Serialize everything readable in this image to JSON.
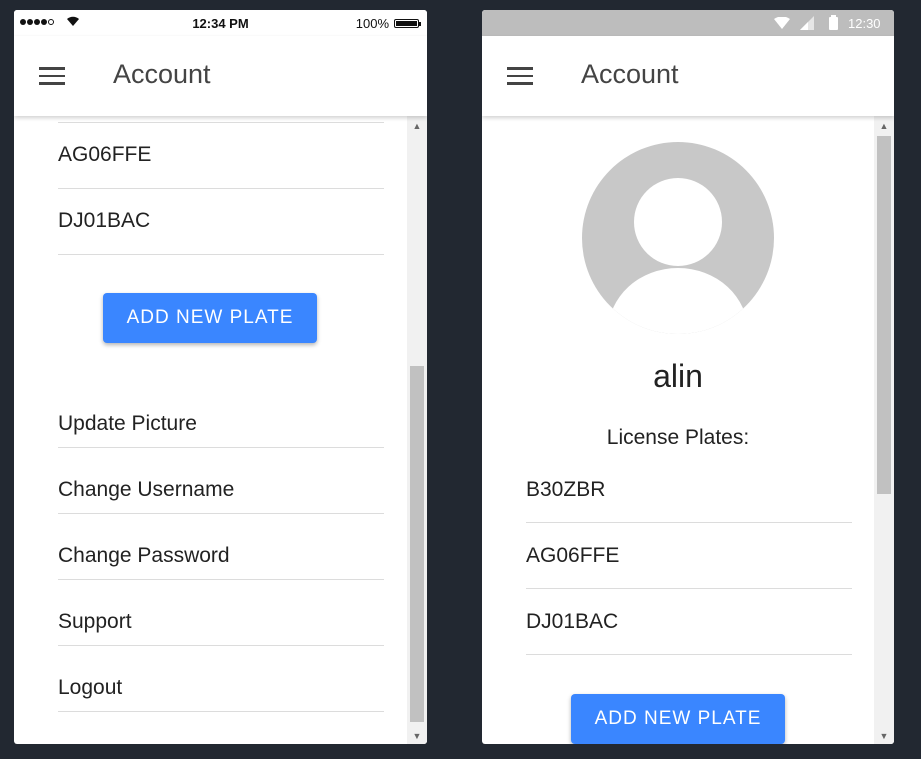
{
  "ios": {
    "status": {
      "time": "12:34 PM",
      "battery": "100%"
    },
    "appbar": {
      "title": "Account"
    },
    "plates": [
      "AG06FFE",
      "DJ01BAC"
    ],
    "add_button": "ADD NEW PLATE",
    "menu": [
      {
        "label": "Update Picture"
      },
      {
        "label": "Change Username"
      },
      {
        "label": "Change Password"
      },
      {
        "label": "Support"
      },
      {
        "label": "Logout"
      }
    ],
    "scroll_position": 0.9
  },
  "android": {
    "status": {
      "time": "12:30"
    },
    "appbar": {
      "title": "Account"
    },
    "username": "alin",
    "plates_label": "License Plates:",
    "plates": [
      "B30ZBR",
      "AG06FFE",
      "DJ01BAC"
    ],
    "add_button": "ADD NEW PLATE",
    "scroll_position": 0.0
  },
  "colors": {
    "accent": "#3a86ff",
    "background": "#222831",
    "avatar": "#c8c8c8"
  },
  "icons": [
    "menu-icon",
    "wifi-icon",
    "signal-icon",
    "battery-icon",
    "avatar-placeholder-icon",
    "chevron-up-icon",
    "chevron-down-icon"
  ]
}
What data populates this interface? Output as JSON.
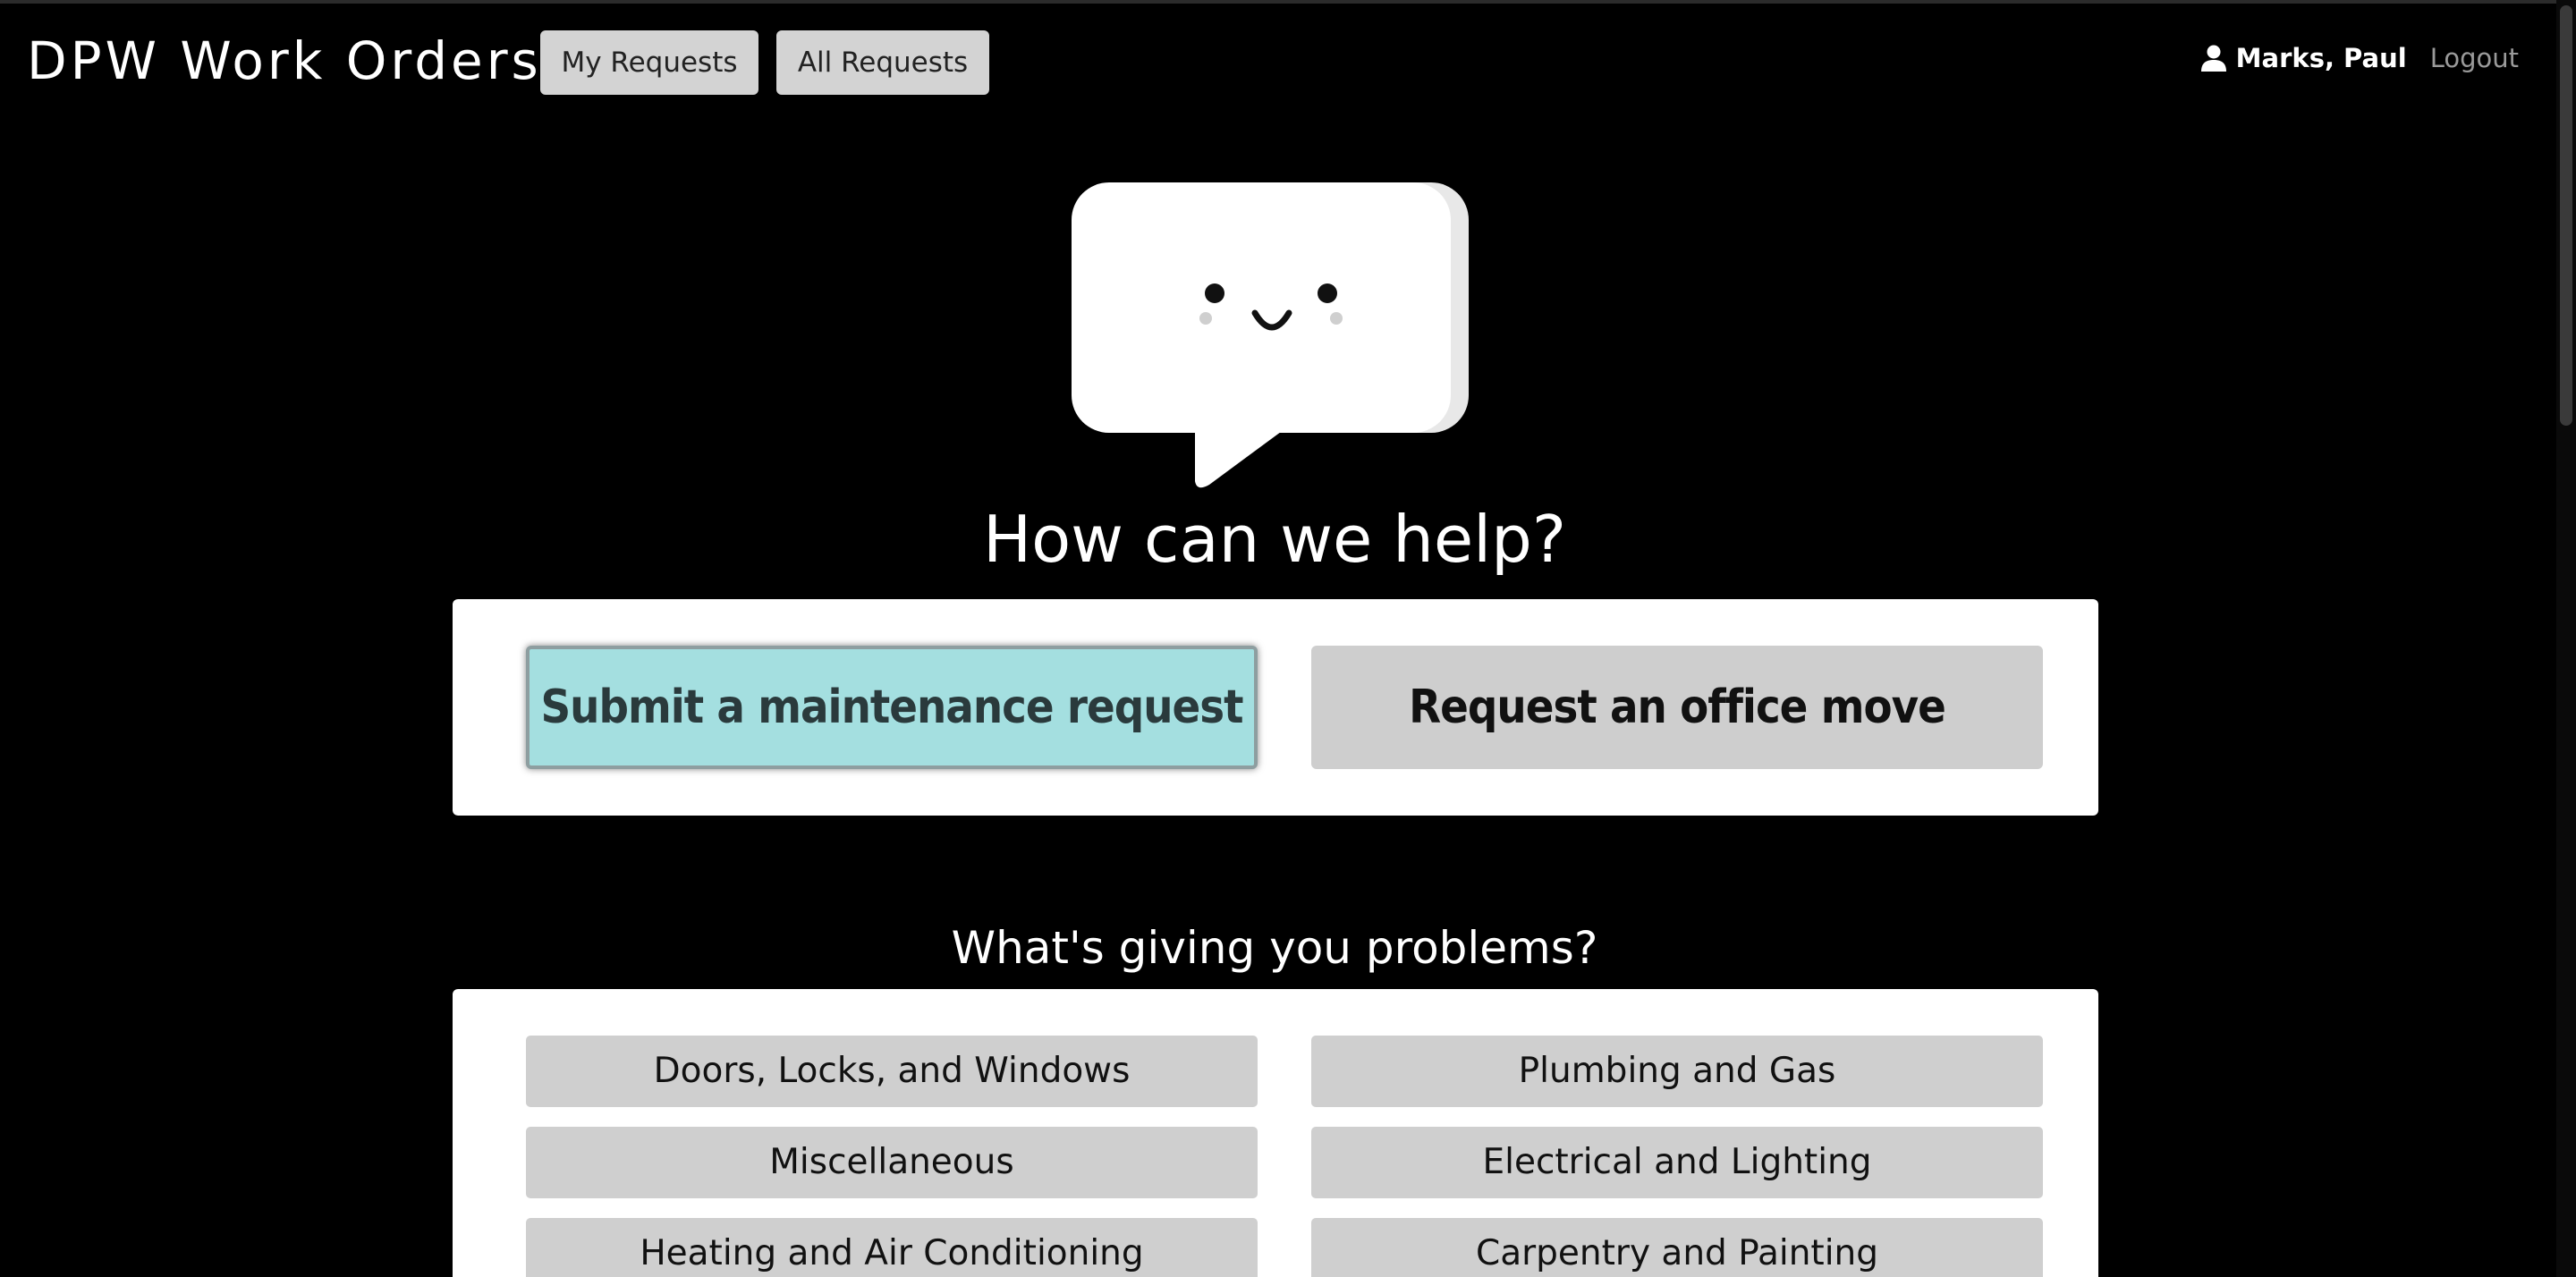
{
  "header": {
    "app_title": "DPW Work Orders",
    "nav": {
      "my_requests": "My Requests",
      "all_requests": "All Requests"
    },
    "user": {
      "icon": "user-icon",
      "name": "Marks, Paul",
      "logout": "Logout"
    }
  },
  "hero": {
    "icon": "smiling-speech-bubble-icon",
    "heading": "How can we help?"
  },
  "actions": {
    "maintenance_label": "Submit a maintenance request",
    "office_move_label": "Request an office move",
    "selected": "maintenance"
  },
  "problems": {
    "heading": "What's giving you problems?",
    "categories": [
      "Doors, Locks, and Windows",
      "Plumbing and Gas",
      "Miscellaneous",
      "Electrical and Lighting",
      "Heating and Air Conditioning",
      "Carpentry and Painting"
    ]
  },
  "colors": {
    "background": "#000000",
    "selected_action": "#a4dfe0",
    "button_gray": "#cecece",
    "panel": "#ffffff"
  }
}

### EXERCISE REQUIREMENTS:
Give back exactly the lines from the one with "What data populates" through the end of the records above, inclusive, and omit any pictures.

### PROBLEM SOLUTION:
What data populates this interface? Output as JSON.
{
  "header": {
    "app_title": "DPW Work Orders",
    "nav": {
      "my_requests": "My Requests",
      "all_requests": "All Requests"
    },
    "user": {
      "icon": "user-icon",
      "name": "Marks, Paul",
      "logout": "Logout"
    }
  },
  "hero": {
    "icon": "smiling-speech-bubble-icon",
    "heading": "How can we help?"
  },
  "actions": {
    "maintenance_label": "Submit a maintenance request",
    "office_move_label": "Request an office move",
    "selected": "maintenance"
  },
  "problems": {
    "heading": "What's giving you problems?",
    "categories": [
      "Doors, Locks, and Windows",
      "Plumbing and Gas",
      "Miscellaneous",
      "Electrical and Lighting",
      "Heating and Air Conditioning",
      "Carpentry and Painting"
    ]
  },
  "colors": {
    "background": "#000000",
    "selected_action": "#a4dfe0",
    "button_gray": "#cecece",
    "panel": "#ffffff"
  }
}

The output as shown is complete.